The final test, the load test, was performed on the new termination. This involved attaching the termination to the deck and progressively applying increasing force to a final weight of 1.2 tonnes. This ensures that it is well able to hold the CTD frame.

By 7:30pm, the titanium CTD was back in the water. Despite passing the load test, the first deployment following a new termination is always a nervous affair. The frame safely made it down to 2430m, just 20m shy of the bottom. All bottles were filled successfully with recovery of the CTD at 9:15pm.

The Metal Free CTD Winch

Unfortunately, this incident did caused delay to the science program. Some careful re-jigging of the timetable by the Principle Scientist meant that the iron line was still completed successfully. We deployed the titanium CTD at seven stations along the iron transect.

The final titanium CTD was retrieved on Thursday at 2pm, amid much excitement from the team of iron scientists collecting these water samples. With a completed transect, we hope they find lots of interesting features about iron on the shelf.

Tuesday, 14 April 2015

The Mysterious NMF Fellows on DY029

Jon Short, National Marine Facilities Sea Systems, National Oceanography Centre

In other blog posts, both from this cruise and from previous cruises in the SSB programme, there have been references to the National Marine Facilities technicians but few added details. So just who are these mysterious fellows and what do they do?

National Marine Facilities Sea Systems (NMFSS) is the organisation who manage the RRS James Cook and the RRS Discovery and the National Marine Equipment Pool as well as providing technicians and engineers providing specialist support to NERC research cruises on both the NMFSS ships and other vessels.

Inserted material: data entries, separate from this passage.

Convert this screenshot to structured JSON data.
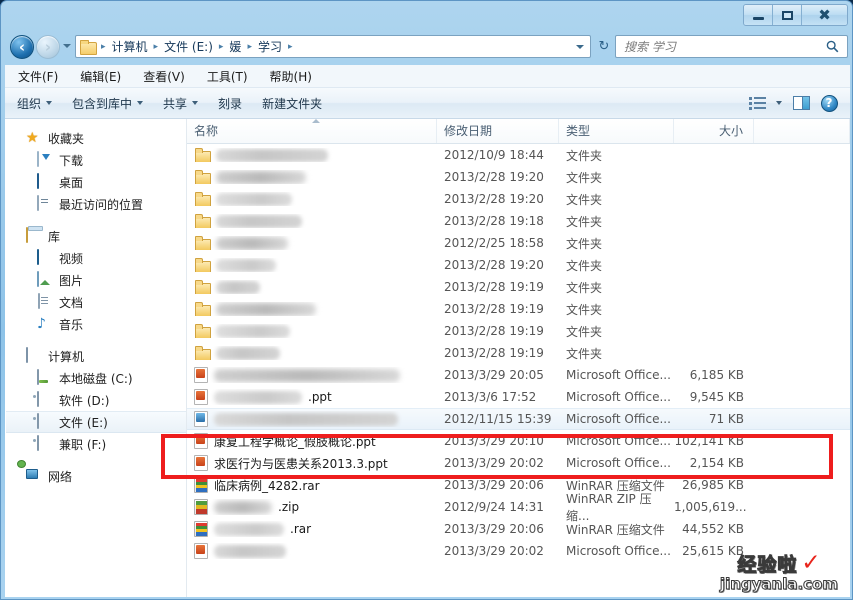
{
  "window": {
    "minimize_label": "–",
    "maximize_label": "□",
    "close_label": "✕"
  },
  "address": {
    "back_label": "←",
    "forward_label": "→",
    "refresh_label": "↻",
    "folder_icon": "folder-icon",
    "breadcrumbs": [
      {
        "label": "计算机"
      },
      {
        "label": "文件 (E:)"
      },
      {
        "label": "媛"
      },
      {
        "label": "学习"
      }
    ],
    "separator": "▸"
  },
  "search": {
    "placeholder": "搜索 学习",
    "value": "",
    "icon": "search-icon"
  },
  "menubar": {
    "items": [
      {
        "label": "文件(F)"
      },
      {
        "label": "编辑(E)"
      },
      {
        "label": "查看(V)"
      },
      {
        "label": "工具(T)"
      },
      {
        "label": "帮助(H)"
      }
    ]
  },
  "toolbar": {
    "organize_label": "组织",
    "include_library_label": "包含到库中",
    "share_label": "共享",
    "burn_label": "刻录",
    "new_folder_label": "新建文件夹",
    "views_icon": "views-list-icon",
    "preview_pane_icon": "preview-pane-icon",
    "help_icon": "help-icon",
    "help_label": "?"
  },
  "sidebar": {
    "groups": [
      {
        "header": {
          "label": "收藏夹",
          "icon": "star-icon"
        },
        "items": [
          {
            "label": "下载",
            "icon": "download-icon"
          },
          {
            "label": "桌面",
            "icon": "desktop-icon"
          },
          {
            "label": "最近访问的位置",
            "icon": "recent-places-icon"
          }
        ]
      },
      {
        "header": {
          "label": "库",
          "icon": "library-icon"
        },
        "items": [
          {
            "label": "视频",
            "icon": "video-icon"
          },
          {
            "label": "图片",
            "icon": "pictures-icon"
          },
          {
            "label": "文档",
            "icon": "documents-icon"
          },
          {
            "label": "音乐",
            "icon": "music-icon"
          }
        ]
      },
      {
        "header": {
          "label": "计算机",
          "icon": "computer-icon"
        },
        "items": [
          {
            "label": "本地磁盘 (C:)",
            "icon": "local-disk-icon",
            "selected": false
          },
          {
            "label": "软件 (D:)",
            "icon": "drive-icon",
            "selected": false
          },
          {
            "label": "文件 (E:)",
            "icon": "drive-icon",
            "selected": true
          },
          {
            "label": "兼职 (F:)",
            "icon": "drive-icon",
            "selected": false
          }
        ]
      },
      {
        "header": {
          "label": "网络",
          "icon": "network-icon"
        },
        "items": []
      }
    ]
  },
  "filelist": {
    "columns": [
      {
        "key": "name",
        "label": "名称",
        "sorted": "asc"
      },
      {
        "key": "date",
        "label": "修改日期"
      },
      {
        "key": "type",
        "label": "类型"
      },
      {
        "key": "size",
        "label": "大小"
      }
    ],
    "rows": [
      {
        "name": "",
        "redacted": true,
        "redact_w": 112,
        "icon": "folder-icon",
        "date": "2012/10/9 18:44",
        "type": "文件夹",
        "size": ""
      },
      {
        "name": "",
        "redacted": true,
        "redact_w": 90,
        "icon": "folder-icon",
        "date": "2013/2/28 19:20",
        "type": "文件夹",
        "size": ""
      },
      {
        "name": "",
        "redacted": true,
        "redact_w": 76,
        "icon": "folder-icon",
        "date": "2013/2/28 19:20",
        "type": "文件夹",
        "size": ""
      },
      {
        "name": "",
        "redacted": true,
        "redact_w": 86,
        "icon": "folder-icon",
        "date": "2013/2/28 19:18",
        "type": "文件夹",
        "size": ""
      },
      {
        "name": "",
        "redacted": true,
        "redact_w": 72,
        "icon": "folder-icon",
        "date": "2012/2/25 18:58",
        "type": "文件夹",
        "size": ""
      },
      {
        "name": "",
        "redacted": true,
        "redact_w": 60,
        "icon": "folder-icon",
        "date": "2013/2/28 19:20",
        "type": "文件夹",
        "size": ""
      },
      {
        "name": "",
        "redacted": true,
        "redact_w": 44,
        "icon": "folder-icon",
        "date": "2013/2/28 19:19",
        "type": "文件夹",
        "size": ""
      },
      {
        "name": "",
        "redacted": true,
        "redact_w": 100,
        "icon": "folder-icon",
        "date": "2013/2/28 19:19",
        "type": "文件夹",
        "size": ""
      },
      {
        "name": "",
        "redacted": true,
        "redact_w": 74,
        "icon": "folder-icon",
        "date": "2013/2/28 19:19",
        "type": "文件夹",
        "size": ""
      },
      {
        "name": "",
        "redacted": true,
        "redact_w": 64,
        "icon": "folder-icon",
        "date": "2013/2/28 19:19",
        "type": "文件夹",
        "size": ""
      },
      {
        "name": "",
        "redacted": true,
        "redact_w": 186,
        "icon": "ppt-icon",
        "date": "2013/3/29 20:05",
        "type": "Microsoft Office...",
        "size": "6,185 KB"
      },
      {
        "name": ".ppt",
        "redacted": true,
        "redact_w": 88,
        "icon": "ppt-icon",
        "date": "2013/3/6 17:52",
        "type": "Microsoft Office...",
        "size": "9,545 KB"
      },
      {
        "name": "",
        "redacted": true,
        "redact_w": 184,
        "icon": "xls-icon",
        "date": "2012/11/15 15:39",
        "type": "Microsoft Office...",
        "size": "71 KB",
        "highlighted": true
      },
      {
        "name": "康复工程学概论_假肢概论.ppt",
        "redacted": false,
        "icon": "ppt-icon",
        "date": "2013/3/29 20:10",
        "type": "Microsoft Office...",
        "size": "102,141 KB"
      },
      {
        "name": "求医行为与医患关系2013.3.ppt",
        "redacted": false,
        "icon": "ppt-icon",
        "date": "2013/3/29 20:02",
        "type": "Microsoft Office...",
        "size": "2,154 KB",
        "boxed": true
      },
      {
        "name": "临床病例_4282.rar",
        "redacted": false,
        "icon": "rar-icon",
        "date": "2013/3/29 20:06",
        "type": "WinRAR 压缩文件",
        "size": "26,985 KB"
      },
      {
        "name": ".zip",
        "redacted": true,
        "redact_w": 58,
        "icon": "zip-icon",
        "date": "2012/9/24 14:31",
        "type": "WinRAR ZIP 压缩...",
        "size": "1,005,619..."
      },
      {
        "name": ".rar",
        "redacted": true,
        "redact_w": 70,
        "icon": "rar-icon",
        "date": "2013/3/29 20:06",
        "type": "WinRAR 压缩文件",
        "size": "44,552 KB"
      },
      {
        "name": "",
        "redacted": true,
        "redact_w": 72,
        "icon": "ppt-icon",
        "date": "2013/3/29 20:02",
        "type": "Microsoft Office...",
        "size": "25,615 KB"
      }
    ]
  },
  "annotation": {
    "highlight_color": "#ee1d1d",
    "target_file": "求医行为与医患关系2013.3.ppt"
  },
  "watermark": {
    "brand": "经验啦",
    "check": "✓",
    "url": "jingyanla.com"
  }
}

Jon Short preparing the trace metal rosette and Niskin sampling bottles. Photo: Callum Whyte.

There are seven technicians from NMFSS on board Discovery for DY029; Rob (who looks after the mooring deployments and instrumentation), Alan (our mechanical engineer who looks after equipment ranging from deck winches to the machine that produces liquid nitrogen at -300oC), Jon (our IT expert, who makes sure that all of the vital data, from numerous instruments, is logged and recorded), Sam (who prepares and deploys the autonomous gliders) Robin and Colin (who are learning how to operate and maintain the two CTD systems on board) and me, another Jon (also looking after the CTD systems and, very loosely, in charge of the team).

The NMF team preparing to deploy a mooring. Photo: Alex Poulton.

For each cruise supported by NMFSS the preparation starts at least six months before the sail date when we meet with the senior scientists involved and discuss with them what they want to achieve and which pieces of equipment from the pool are best suited to gather the data. This equipment is then prepared for use on the required research cruise. For DY029 this involved the design of moorings and the procurement of hardware for these moorings, payloads for the autonomous gliders to be identified and fitted, laboratory containers to be fitted out to the specification of the scientists involved and instruments, fitted to the CTD frame and on the moorings, to be calibrated to very precise standards.

The NMF team and deck crew recovering a glider. Photo: Callum Whyte.

Once this is all complete the technical team and the ship's crew "mobilise" the vessel. This involves loading all of the equipment required (including everything the scientists bring), installing it on board and commissioning it for use. After the ship sails we provide 24 hour support, operating, maintaining and deploying equipment and making sure the scientific team have everything they need for a successful cruise.

The NMF team preparing the anchor chains for the moorings. Photo: Callum Whyte.